Summertime is just around the corner! Time for vacations, picnics in the park and trips to the beach. But if you have mobility problems, even the simple pleasure of dipping your toes in the ocean can be elusive.
We know that for people with brain injuries, such as cerebral palsy, or those who have suffered strokes or spinal cord injuries, travelling and getting into the great outdoors can be difficult. Not every person with mobility challenges has the same needs, and the word “wheel-accessible” can mean different things to different people. People with mobility challenges need to plan ahead and make sure that the places they want to go can really address their needs.
For those planning international travel or perhaps a cruise, there are resources available that can help you ask the right questions of airlines, hotels or ships before you finalize your travel plans. The more specific your questions are, the more likely you are to find exactly what you need to have the best vacation possible.
But you don’t need to travel abroad to have a great vacation. There’s something to be said for having a “stay-cation” – a vacation in your own home town. For example, did you know there are beach wheelchairs available at Vancouver beaches from June to September? There also is a plastic pathway available that you can lay down on the sand to make it easier to roll a wheelchair to the shore. You have to plan ahead and call several days before you want to use these items to make sure they are available. For more information about accessible beaches and reserving a beach wheelchair or wheelchair path kit in Vancouver check out: http://vancouver.ca/parks-recreation-culture/accessible-beaches.aspx. If you don’t live in Vancouver, contact your local parks board to find out if there are similar resources available for you.
Summer fun should be accessible to everybody. By learning what resources are available in your community or at your travel destination and by planning ahead, everybody should be able to enjoy a summer vacation, or at the very least, be able to dip their toes in the ocean!

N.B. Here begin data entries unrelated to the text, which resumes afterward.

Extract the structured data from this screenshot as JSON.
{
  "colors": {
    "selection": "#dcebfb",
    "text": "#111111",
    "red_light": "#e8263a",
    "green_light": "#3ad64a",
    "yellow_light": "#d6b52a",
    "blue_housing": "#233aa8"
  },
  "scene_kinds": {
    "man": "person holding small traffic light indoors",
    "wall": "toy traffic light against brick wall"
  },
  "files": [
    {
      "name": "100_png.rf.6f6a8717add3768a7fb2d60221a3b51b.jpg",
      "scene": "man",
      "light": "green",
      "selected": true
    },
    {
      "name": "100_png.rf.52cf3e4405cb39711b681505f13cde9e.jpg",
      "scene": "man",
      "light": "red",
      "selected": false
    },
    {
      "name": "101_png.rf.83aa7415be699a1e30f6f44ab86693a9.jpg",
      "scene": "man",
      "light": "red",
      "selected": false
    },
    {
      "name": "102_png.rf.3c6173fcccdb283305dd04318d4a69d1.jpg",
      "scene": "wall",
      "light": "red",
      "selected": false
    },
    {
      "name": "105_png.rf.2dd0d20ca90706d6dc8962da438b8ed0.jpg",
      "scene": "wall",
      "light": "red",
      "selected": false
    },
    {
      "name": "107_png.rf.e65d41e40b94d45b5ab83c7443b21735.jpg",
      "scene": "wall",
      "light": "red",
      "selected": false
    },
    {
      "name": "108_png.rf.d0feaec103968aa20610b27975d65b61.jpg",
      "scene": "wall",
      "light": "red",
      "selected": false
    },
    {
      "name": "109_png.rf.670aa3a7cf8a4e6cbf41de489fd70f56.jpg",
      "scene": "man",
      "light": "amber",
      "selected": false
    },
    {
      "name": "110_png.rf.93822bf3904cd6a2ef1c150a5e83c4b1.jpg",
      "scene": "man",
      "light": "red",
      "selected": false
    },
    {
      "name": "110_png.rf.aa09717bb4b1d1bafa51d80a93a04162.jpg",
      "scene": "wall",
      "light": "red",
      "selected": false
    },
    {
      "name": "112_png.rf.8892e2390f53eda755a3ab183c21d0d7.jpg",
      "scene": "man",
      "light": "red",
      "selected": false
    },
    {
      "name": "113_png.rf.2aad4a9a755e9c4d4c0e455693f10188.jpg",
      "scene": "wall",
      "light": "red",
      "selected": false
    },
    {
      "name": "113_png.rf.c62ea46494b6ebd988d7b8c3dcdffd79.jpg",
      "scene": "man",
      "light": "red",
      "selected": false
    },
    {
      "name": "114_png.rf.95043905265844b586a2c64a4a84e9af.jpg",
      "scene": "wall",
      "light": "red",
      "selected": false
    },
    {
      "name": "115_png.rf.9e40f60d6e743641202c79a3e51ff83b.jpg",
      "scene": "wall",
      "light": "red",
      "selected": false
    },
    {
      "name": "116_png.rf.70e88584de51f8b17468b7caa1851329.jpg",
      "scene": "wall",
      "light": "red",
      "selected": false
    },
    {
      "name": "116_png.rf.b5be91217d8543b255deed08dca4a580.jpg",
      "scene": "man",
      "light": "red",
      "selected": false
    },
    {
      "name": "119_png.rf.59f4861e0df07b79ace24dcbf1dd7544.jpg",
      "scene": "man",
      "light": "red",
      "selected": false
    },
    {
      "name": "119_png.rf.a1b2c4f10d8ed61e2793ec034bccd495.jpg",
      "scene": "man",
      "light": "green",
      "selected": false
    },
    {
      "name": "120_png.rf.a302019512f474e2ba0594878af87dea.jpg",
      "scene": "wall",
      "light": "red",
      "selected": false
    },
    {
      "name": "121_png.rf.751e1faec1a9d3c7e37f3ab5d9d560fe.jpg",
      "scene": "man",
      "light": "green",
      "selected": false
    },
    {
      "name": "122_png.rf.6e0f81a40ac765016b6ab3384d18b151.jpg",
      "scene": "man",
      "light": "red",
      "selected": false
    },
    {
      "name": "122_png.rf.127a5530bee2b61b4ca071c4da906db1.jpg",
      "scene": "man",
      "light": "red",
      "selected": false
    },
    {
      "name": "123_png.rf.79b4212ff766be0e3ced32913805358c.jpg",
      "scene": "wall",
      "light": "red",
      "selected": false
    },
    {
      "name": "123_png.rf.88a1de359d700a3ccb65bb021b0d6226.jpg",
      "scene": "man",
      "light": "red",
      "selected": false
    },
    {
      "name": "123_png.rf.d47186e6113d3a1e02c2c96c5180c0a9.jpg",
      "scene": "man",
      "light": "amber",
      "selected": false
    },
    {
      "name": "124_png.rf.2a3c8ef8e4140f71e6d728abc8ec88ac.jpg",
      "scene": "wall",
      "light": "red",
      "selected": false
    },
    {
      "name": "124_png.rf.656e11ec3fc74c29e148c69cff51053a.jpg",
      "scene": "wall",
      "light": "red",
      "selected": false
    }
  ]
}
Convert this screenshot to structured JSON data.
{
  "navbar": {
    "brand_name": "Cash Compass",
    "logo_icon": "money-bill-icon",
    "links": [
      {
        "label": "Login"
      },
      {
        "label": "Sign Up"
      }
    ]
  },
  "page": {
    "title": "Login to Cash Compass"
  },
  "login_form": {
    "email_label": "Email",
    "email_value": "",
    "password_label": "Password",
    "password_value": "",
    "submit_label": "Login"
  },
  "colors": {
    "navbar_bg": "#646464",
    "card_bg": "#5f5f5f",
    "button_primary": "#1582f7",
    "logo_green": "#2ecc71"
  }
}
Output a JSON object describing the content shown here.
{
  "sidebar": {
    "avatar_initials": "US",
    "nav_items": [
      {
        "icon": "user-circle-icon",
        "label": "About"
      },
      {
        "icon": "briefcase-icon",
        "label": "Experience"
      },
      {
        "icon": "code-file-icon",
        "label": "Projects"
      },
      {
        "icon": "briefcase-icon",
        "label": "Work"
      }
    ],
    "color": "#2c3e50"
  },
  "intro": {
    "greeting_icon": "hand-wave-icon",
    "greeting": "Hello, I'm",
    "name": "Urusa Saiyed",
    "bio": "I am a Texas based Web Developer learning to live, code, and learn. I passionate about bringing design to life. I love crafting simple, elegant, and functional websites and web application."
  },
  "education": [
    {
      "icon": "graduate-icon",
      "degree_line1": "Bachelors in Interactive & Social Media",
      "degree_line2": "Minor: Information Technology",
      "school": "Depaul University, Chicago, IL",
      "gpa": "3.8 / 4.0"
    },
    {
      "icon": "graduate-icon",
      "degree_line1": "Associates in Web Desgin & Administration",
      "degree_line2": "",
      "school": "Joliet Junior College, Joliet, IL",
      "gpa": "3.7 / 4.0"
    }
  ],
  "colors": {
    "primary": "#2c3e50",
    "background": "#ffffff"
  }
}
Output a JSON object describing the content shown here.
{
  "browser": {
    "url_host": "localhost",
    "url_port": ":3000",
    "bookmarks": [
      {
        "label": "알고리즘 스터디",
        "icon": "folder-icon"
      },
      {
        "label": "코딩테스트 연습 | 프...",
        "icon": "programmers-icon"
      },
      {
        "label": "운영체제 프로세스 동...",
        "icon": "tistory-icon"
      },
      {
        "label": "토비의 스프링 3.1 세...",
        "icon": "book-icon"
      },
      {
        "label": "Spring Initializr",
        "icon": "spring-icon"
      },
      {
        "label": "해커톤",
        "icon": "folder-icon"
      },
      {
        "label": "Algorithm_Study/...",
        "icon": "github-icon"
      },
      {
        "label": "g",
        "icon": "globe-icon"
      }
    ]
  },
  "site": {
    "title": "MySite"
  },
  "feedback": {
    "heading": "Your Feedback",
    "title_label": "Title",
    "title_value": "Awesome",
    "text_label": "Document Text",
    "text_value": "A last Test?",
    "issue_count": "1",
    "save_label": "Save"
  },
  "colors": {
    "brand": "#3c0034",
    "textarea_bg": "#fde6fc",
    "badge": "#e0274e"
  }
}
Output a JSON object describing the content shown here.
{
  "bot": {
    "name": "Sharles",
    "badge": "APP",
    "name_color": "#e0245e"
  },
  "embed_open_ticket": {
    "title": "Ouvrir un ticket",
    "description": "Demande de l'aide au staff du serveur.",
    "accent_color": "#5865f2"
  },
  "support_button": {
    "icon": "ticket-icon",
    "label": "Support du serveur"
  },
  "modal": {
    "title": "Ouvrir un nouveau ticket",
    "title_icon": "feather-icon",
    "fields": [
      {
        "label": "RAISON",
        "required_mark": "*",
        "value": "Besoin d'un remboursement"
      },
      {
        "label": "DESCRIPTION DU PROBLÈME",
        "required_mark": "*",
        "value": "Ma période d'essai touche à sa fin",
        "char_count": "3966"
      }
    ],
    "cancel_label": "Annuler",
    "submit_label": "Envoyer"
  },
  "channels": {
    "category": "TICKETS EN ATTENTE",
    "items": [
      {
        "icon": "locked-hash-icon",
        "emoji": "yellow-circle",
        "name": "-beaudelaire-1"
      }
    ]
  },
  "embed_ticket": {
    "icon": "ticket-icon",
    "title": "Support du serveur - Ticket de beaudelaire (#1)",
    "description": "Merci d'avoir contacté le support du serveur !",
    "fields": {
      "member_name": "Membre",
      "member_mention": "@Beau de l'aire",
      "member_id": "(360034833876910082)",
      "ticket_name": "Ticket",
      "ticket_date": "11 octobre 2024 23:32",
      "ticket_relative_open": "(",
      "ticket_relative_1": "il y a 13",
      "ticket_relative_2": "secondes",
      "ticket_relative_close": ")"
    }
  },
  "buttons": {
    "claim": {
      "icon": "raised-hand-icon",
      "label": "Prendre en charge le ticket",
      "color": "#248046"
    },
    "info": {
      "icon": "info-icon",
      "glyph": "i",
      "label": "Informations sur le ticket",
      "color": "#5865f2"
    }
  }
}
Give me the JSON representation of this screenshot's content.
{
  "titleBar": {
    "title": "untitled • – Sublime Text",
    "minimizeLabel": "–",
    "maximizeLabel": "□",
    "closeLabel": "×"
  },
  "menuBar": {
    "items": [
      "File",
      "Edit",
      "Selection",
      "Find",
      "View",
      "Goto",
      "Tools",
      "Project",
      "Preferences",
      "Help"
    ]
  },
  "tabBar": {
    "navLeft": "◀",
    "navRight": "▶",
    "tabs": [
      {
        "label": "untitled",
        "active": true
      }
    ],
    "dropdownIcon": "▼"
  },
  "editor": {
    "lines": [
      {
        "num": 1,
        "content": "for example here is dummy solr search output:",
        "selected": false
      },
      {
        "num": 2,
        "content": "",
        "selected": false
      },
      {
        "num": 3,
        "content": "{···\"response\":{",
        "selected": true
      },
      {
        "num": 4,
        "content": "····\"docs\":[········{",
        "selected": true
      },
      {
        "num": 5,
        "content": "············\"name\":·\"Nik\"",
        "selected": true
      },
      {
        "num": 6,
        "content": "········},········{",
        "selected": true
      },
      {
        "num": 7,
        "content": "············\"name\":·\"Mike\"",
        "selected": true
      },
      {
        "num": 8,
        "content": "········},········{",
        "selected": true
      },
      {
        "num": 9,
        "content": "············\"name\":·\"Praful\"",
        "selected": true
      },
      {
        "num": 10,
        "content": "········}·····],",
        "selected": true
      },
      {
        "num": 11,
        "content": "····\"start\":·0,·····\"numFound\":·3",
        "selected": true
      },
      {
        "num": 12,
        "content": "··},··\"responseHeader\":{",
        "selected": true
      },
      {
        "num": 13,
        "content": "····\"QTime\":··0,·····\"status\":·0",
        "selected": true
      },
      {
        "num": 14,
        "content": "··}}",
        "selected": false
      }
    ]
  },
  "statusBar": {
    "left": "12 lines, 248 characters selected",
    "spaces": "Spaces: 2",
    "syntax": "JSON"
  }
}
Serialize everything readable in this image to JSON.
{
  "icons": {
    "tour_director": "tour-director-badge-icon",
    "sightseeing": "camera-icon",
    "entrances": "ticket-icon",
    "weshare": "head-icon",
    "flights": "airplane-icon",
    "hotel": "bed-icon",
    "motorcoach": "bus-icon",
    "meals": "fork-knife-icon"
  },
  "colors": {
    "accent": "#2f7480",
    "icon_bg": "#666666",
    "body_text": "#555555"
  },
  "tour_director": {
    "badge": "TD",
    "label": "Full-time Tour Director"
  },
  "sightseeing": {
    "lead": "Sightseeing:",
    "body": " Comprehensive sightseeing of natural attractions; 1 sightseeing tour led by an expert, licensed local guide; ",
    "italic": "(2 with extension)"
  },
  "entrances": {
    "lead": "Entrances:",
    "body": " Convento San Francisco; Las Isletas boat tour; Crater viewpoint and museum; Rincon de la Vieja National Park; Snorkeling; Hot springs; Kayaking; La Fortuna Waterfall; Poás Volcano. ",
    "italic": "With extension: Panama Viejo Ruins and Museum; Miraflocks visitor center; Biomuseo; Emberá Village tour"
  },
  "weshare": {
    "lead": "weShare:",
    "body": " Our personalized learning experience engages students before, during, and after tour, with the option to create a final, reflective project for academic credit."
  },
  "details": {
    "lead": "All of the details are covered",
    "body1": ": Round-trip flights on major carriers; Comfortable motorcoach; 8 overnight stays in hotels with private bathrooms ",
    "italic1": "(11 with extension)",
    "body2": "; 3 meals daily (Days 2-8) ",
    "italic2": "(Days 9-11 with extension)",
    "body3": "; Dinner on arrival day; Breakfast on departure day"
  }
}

Accessible travel resources
Tourism BC has information about accessible transportation, accommodation and activities on their website: http://www.hellobc.com/british-columbia/about-bc/accessibility.aspx
There is a non-profit organization in Quebec that promotes and develops accessible tourism and culture in that province. Their website includes practical tools and tips for disabled travellers as well as a database of travel services and resources in a number of locations across Quebec. http://www.keroul.qc.ca/en/home.html
Information about international travel and accommodation can be found at: